Washoe school district to ramp up efforts for students experiencing homelessness
The Washoe County School District is allocating about $1.6 million in federal COVID relief dollars to boost efforts to identify and support students who may be experiencing homelessness.
As of late June, the district had identified about 2,000 students who were facing homelessness, but Rechelle Murillo, who oversees the district’s Children In Transition program, believes the real number might be higher in part because of the county’s rising housing costs as well as other pandemic-related challenges.
The district had trouble identifying and keeping track of some of these students throughout the pandemic, especially during school closures, Murillo added.
“I do think it's an underestimate based on our previous numbers of 3,000,” she said, referring to the number of students identified as experiencing homelessness during the 2017-18 school year. “I think families are still really struggling.”
Under the federal McKinney-Vento Homeless Assistance Act, a federal law that supports the education of students without shelter, homelessness is defined as the lack of a fixed, regular and adequate nighttime residence. This includes students living in emergency shelters, motels, cars, abandoned buildings and public spaces as well as students in families sharing housing because of economic hardship or loss of housing.
Each school has a homeless advocate who helps the six liaisons with the district’s Children in Transition program identify students in need. The liaisons can provide students, once identified, with assistance for food, school supplies, clothing, enrollment and fees for field trips, sports and extracurricular activities.
“We pay for those things so students can fully participate in their education,” Murillo said.
One of the rights the McKinney-Vento Act guarantees students is the ability to stay in their home school, even if they are staying somewhere outside of that school’s zone. The Washoe County School District provides these students with transportation or gas vouchers to help them get to their school. District data has shown that students who move schools while experiencing homelessness have lower graduation rates than those who stay at a single school.
“So we know it's really, really important for us to provide that support for them, because it has the consistency and the relationships there,” Murillo said. “They know their teachers, their peers, all of those things that we want to keep that part of their lives consistent.”
But the Children in Transition department struggled to stay in touch with previously identified students during the pandemic, when they were learning from home or were only coming to school for a few days a week as part of the district’s hybrid learning plan.
Even though in-person learning resumed full time this past school year, not all students were attending consistently.
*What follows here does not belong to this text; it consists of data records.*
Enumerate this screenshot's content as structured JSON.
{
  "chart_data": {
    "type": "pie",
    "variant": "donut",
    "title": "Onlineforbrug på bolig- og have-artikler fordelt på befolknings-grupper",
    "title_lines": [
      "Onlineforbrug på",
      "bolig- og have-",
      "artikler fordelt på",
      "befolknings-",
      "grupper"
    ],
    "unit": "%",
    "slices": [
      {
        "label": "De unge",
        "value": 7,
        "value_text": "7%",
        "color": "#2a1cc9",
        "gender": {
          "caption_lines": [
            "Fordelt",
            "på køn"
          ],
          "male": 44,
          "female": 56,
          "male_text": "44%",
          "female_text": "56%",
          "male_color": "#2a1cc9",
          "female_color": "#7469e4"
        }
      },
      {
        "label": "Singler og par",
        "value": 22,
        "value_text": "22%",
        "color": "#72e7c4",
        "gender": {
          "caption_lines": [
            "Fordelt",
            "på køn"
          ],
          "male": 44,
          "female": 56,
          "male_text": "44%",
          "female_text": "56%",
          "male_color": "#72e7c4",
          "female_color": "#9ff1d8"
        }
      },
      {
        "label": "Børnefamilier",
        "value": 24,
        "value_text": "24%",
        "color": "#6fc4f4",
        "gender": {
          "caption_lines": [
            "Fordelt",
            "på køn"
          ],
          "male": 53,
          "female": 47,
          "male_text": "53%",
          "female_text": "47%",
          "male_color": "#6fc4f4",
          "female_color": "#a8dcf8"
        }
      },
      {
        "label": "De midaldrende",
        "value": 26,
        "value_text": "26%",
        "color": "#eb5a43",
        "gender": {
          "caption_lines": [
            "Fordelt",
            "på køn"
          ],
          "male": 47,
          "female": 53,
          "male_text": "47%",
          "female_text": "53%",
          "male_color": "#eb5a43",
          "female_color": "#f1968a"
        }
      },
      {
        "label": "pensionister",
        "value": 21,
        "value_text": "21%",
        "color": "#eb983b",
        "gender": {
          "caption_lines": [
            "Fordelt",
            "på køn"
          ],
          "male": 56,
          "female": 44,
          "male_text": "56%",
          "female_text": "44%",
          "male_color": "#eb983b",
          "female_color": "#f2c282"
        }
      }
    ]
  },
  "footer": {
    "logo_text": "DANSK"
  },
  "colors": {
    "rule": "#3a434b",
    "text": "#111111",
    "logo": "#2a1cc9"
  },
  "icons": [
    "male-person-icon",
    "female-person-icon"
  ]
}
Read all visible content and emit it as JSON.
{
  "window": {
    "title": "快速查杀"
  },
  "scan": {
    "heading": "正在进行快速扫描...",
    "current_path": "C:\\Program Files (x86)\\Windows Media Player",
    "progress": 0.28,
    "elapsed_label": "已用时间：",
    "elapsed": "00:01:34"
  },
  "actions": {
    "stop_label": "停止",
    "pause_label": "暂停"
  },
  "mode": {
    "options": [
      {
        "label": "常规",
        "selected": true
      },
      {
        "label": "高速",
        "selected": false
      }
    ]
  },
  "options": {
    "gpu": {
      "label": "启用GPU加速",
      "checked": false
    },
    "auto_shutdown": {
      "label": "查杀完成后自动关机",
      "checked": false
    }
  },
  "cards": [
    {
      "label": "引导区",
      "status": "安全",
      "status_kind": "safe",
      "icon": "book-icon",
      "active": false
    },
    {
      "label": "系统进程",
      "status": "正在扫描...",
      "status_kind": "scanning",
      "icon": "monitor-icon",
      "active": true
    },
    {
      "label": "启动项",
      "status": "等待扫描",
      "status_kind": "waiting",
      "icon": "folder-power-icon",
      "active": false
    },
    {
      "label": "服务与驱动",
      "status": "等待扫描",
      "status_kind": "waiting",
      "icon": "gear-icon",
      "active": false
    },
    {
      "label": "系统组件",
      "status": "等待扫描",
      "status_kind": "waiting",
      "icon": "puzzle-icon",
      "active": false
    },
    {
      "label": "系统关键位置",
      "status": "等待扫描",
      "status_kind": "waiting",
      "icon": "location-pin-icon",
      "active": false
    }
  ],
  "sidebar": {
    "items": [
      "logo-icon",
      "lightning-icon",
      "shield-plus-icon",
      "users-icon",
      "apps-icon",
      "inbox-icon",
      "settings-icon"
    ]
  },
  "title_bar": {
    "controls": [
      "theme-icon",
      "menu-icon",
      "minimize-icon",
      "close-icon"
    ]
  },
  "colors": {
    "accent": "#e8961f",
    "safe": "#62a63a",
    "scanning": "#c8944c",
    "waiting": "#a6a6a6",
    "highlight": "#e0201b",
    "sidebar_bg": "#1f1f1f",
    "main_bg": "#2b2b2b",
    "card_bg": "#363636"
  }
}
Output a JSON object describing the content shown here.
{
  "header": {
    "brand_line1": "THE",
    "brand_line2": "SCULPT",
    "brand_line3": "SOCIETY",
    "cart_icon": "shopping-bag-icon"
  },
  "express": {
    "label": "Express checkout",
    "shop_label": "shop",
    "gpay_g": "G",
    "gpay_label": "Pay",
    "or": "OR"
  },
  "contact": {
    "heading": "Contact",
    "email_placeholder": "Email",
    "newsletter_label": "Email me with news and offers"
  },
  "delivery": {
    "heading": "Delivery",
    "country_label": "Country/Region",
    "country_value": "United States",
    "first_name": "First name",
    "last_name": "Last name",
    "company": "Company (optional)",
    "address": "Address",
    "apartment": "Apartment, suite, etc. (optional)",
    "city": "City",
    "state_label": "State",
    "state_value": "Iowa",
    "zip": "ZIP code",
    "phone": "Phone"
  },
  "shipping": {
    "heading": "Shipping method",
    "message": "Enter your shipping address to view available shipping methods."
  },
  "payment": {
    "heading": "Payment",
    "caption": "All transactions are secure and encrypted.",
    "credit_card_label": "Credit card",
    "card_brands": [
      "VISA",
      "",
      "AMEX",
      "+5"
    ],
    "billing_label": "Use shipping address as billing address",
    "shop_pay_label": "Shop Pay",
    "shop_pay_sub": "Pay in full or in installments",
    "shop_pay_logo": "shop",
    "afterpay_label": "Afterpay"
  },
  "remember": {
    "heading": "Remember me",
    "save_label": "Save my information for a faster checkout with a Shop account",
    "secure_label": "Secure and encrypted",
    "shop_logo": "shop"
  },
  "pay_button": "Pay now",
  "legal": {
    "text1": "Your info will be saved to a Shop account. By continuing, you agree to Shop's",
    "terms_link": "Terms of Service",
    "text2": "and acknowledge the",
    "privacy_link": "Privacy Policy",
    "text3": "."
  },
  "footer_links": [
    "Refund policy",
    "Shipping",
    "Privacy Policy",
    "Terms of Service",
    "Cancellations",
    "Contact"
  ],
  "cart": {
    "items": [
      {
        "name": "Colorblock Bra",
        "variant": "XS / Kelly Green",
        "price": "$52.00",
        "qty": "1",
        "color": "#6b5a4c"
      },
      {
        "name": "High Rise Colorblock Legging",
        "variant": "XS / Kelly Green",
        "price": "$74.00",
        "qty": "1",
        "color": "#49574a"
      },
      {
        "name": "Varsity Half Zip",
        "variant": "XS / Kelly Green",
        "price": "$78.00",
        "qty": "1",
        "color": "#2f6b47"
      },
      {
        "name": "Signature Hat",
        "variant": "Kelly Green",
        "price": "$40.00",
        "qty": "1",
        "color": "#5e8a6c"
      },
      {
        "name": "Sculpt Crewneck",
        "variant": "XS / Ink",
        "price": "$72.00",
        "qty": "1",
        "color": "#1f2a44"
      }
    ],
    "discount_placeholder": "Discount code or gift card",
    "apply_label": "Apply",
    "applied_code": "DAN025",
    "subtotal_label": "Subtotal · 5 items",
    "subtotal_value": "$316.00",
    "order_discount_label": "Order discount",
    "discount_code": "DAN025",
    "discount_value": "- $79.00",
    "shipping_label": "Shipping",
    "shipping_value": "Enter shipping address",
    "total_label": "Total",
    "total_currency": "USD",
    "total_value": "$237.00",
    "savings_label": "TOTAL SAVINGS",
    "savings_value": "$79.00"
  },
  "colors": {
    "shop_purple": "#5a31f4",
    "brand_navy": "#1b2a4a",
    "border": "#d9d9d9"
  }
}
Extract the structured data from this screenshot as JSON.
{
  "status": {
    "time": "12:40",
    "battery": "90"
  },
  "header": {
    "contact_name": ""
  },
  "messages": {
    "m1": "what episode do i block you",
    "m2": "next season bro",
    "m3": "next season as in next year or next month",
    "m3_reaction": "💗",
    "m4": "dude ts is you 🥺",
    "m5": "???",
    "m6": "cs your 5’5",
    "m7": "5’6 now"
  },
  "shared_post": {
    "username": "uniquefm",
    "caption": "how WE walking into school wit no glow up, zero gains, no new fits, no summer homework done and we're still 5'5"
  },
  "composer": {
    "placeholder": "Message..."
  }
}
The district found in an analysis of its 2021 graduating class that 91 percent of students experiencing homelessness were chronically absent – or missed 10 percent or more of school for any reason – at least one year in high school, lower than the rate for the students with secure housing at 69 percent.
Murillo saw this absenteeism issue again during the last school year, when more than half of students experiencing homelessness were chronically absent.
“We rely for them to be in school to be able to identify them,” she said.
The district hopes to address that challenge by using the COVID relief funds to hire an attendance officer as well as an additional liaison, bringing the district’s number of homeless liaisons up to seven.
But it’s not just about identifying students experiencing homelessness. Murillo said the district also plans to help that student population by funding training for school counselors focused on suicide prevention, LGBTQ youth and substance use.
LGBTQ youth are 120 percent more likely to experience homelessness than non-LGBTQ youth, according to a study from Chapin Hall at the University of Chicago. Additionally, youth experiencing homelessness are more likely to attempt suicide or use drugs than their housed peers, according to research from the National Health Care for the Homeless Council and the National Library of Medicine.
Colin Usher, the Children in Transition’s program coordinator, also wants to create more awareness about various types of living situations that fit the McKinney-Vento Act’s definition of homelessness to help families who qualify for this support but don’t realize it.
“If they understand that they can send their information to us and get qualified for services, then that will help us with increasing the identification of those students,” he said.
During the summer, Usher said the department will also be following up with families of students the district has already identified to see how they’re doing.